in preventing HIV transmission from pregnant mothers to
their babies, more than 1,000 children around the world were
infected with the virus each day in 2006, according to
a United Nations report.
African countries--such as Namibia, Swaziland, South
Africa, and Rwanda--greatly increased access to
treatment for vulnerable mothers between 2004 and
2005, according to the report, issued Tuesday by
the New York-based U.N. Children's Fund.
410,000 to 660,000 children under the age of 15 were
infected with the disease last year--mostly during or
immediately after birth--the report said. Half
of them will die of AIDS-related diseases within two
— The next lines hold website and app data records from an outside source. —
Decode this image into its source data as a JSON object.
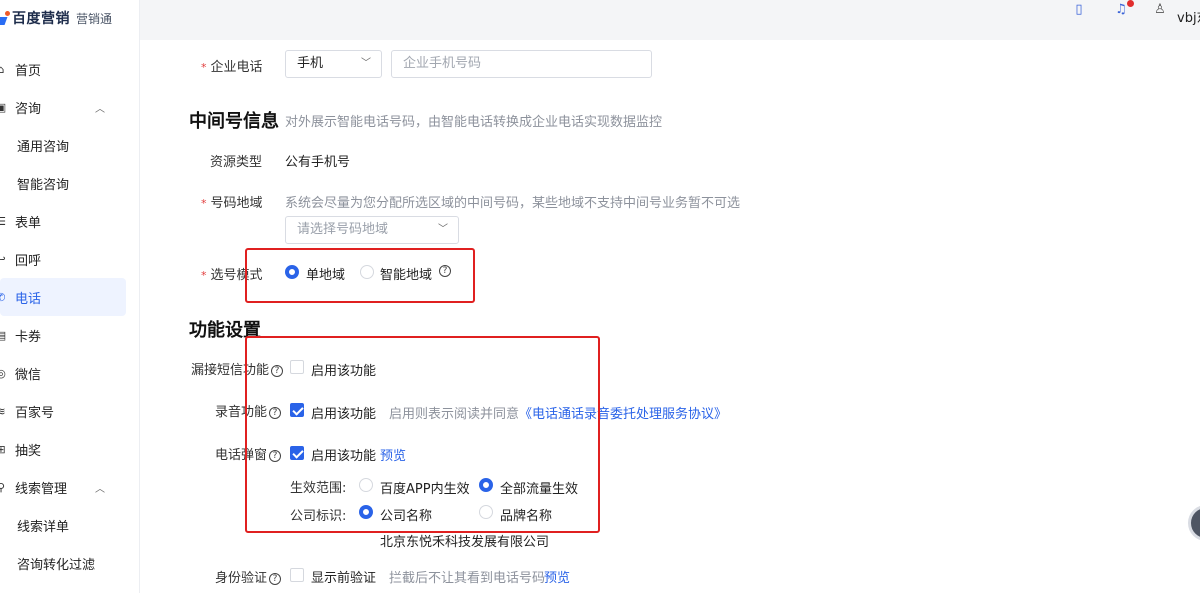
{
  "brand": {
    "name": "百度营销",
    "product": "营销通"
  },
  "sidebar": {
    "items": [
      {
        "label": "首页",
        "icon": "home-icon"
      },
      {
        "label": "咨询",
        "icon": "chat-icon"
      },
      {
        "label": "通用咨询"
      },
      {
        "label": "智能咨询"
      },
      {
        "label": "表单",
        "icon": "form-icon"
      },
      {
        "label": "回呼",
        "icon": "callback-icon"
      },
      {
        "label": "电话",
        "icon": "phone-icon"
      },
      {
        "label": "卡券",
        "icon": "coupon-icon"
      },
      {
        "label": "微信",
        "icon": "wechat-icon"
      },
      {
        "label": "百家号",
        "icon": "baijiahao-icon"
      },
      {
        "label": "抽奖",
        "icon": "gift-icon"
      },
      {
        "label": "线索管理",
        "icon": "leads-icon"
      },
      {
        "label": "线索详单"
      },
      {
        "label": "咨询转化过滤"
      }
    ]
  },
  "header": {
    "username": "vbj东"
  },
  "form": {
    "company_phone": {
      "label": "企业电话",
      "type_value": "手机",
      "placeholder": "企业手机号码"
    },
    "middle_number": {
      "title": "中间号信息",
      "desc": "对外展示智能电话号码，由智能电话转换成企业电话实现数据监控",
      "resource_type_label": "资源类型",
      "resource_type_value": "公有手机号",
      "region_label": "号码地域",
      "region_hint": "系统会尽量为您分配所选区域的中间号码，某些地域不支持中间号业务暂不可选",
      "region_placeholder": "请选择号码地域",
      "mode_label": "选号模式",
      "mode_options": [
        "单地域",
        "智能地域"
      ]
    },
    "features": {
      "title": "功能设置",
      "missed_sms_label": "漏接短信功能",
      "missed_sms_text": "启用该功能",
      "recording_label": "录音功能",
      "recording_text": "启用该功能",
      "recording_hint": "启用则表示阅读并同意",
      "recording_link": "《电话通话录音委托处理服务协议》",
      "popup_label": "电话弹窗",
      "popup_text": "启用该功能",
      "popup_preview": "预览",
      "scope_label": "生效范围:",
      "scope_options": [
        "百度APP内生效",
        "全部流量生效"
      ],
      "company_id_label": "公司标识:",
      "company_id_options": [
        "公司名称",
        "品牌名称"
      ],
      "company_name": "北京东悦禾科技发展有限公司",
      "identity_label": "身份验证",
      "identity_text": "显示前验证",
      "identity_hint": "拦截后不让其看到电话号码",
      "identity_preview": "预览"
    }
  }
}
years if they do not receive appropriate medical treatment.
countries are on track to meet the target of providing
access to treatment for 80% of women in need by 2010,
UNICEF spokesman Patrick McCormick said. These
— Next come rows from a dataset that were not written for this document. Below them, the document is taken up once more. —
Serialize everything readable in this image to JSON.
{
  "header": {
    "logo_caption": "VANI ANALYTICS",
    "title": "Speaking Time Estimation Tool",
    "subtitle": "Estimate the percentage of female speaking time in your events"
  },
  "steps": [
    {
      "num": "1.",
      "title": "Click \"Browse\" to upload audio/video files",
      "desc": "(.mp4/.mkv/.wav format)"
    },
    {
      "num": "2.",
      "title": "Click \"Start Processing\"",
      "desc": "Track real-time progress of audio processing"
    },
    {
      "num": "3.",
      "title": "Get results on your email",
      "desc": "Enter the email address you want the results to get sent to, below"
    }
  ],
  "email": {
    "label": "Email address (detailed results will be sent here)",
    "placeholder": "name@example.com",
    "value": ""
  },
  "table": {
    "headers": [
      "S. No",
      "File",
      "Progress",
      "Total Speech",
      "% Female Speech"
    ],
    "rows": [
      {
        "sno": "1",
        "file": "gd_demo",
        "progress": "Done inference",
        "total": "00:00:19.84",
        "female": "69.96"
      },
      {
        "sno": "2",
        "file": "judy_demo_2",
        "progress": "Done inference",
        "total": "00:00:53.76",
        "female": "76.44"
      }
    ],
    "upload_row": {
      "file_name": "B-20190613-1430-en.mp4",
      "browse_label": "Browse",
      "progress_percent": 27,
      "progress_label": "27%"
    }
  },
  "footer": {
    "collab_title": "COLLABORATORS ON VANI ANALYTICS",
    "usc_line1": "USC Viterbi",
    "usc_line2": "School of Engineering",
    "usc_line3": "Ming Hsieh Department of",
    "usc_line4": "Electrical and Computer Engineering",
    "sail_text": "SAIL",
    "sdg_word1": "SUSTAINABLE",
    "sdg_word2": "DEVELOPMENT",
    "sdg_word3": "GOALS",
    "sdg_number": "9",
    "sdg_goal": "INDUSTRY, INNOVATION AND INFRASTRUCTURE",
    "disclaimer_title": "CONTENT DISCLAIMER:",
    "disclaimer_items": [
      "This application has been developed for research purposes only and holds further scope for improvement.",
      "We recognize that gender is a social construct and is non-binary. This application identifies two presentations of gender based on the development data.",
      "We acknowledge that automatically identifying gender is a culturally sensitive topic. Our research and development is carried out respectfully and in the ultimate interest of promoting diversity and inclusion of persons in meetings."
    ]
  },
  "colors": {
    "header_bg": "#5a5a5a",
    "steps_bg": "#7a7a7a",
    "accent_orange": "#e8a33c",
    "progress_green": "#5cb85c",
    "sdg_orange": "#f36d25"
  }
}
countries are Argentina, Brazil, Botswana, Jamaica,
Russia, Thailand, and Ukraine.
Overall, only 9%
of HIV-infected pregnant women in middle- to low-income
countries were receiving antiretroviral drugs to reduce the
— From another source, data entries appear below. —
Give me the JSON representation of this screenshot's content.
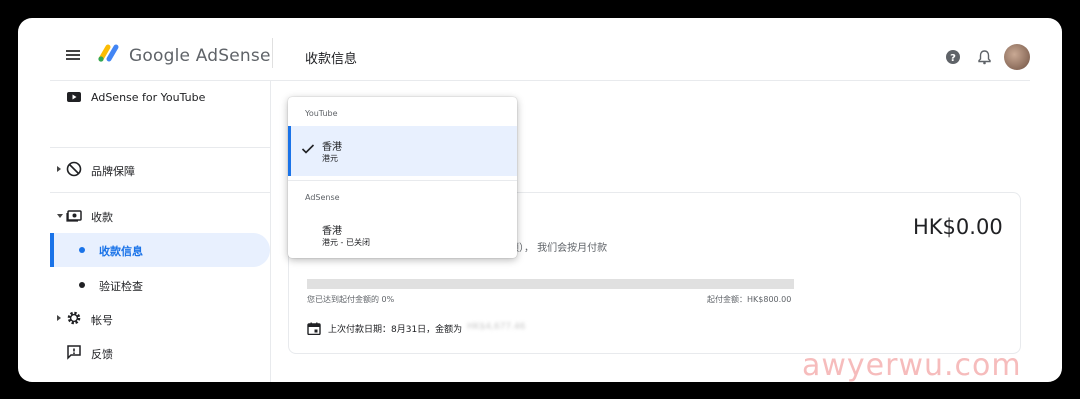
{
  "header": {
    "brand": "Google AdSense",
    "page_title": "收款信息"
  },
  "sidebar": {
    "items": [
      {
        "label": "AdSense for YouTube",
        "icon": "youtube-icon"
      },
      {
        "label": "品牌保障",
        "icon": "block-icon"
      },
      {
        "label": "收款",
        "icon": "payments-icon"
      },
      {
        "label": "收款信息",
        "active": true
      },
      {
        "label": "验证检查"
      },
      {
        "label": "帐号",
        "icon": "gear-icon"
      },
      {
        "label": "反馈",
        "icon": "feedback-icon"
      }
    ]
  },
  "dropdown": {
    "group1": "YouTube",
    "selected": {
      "title": "香港",
      "subtitle": "港元"
    },
    "group2": "AdSense",
    "option2": {
      "title": "香港",
      "subtitle": "港元 - 已关闭"
    }
  },
  "card": {
    "amount": "HK$0.00",
    "partial_text": "额）， 我们会按月付款",
    "progress_percent": 0,
    "progress_left": "您已达到起付金额的 0%",
    "progress_right": "起付金额：HK$800.00",
    "last_payment": "上次付款日期：8月31日，金额为",
    "last_payment_amount": "HK$4,677.46"
  },
  "watermark": "awyerwu.com",
  "colors": {
    "accent": "#1a73e8",
    "selected_bg": "#e8f0fe"
  }
}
risk of mother-to-child transmission, the report said.
UNICEF said early
diagnosis and treatment with cost-effective drugs were
crucial to achieving a turnaround in the AIDS epidemic,
which claims about 2.9 million lives worldwide each
year, including some 380,000 children. (AP)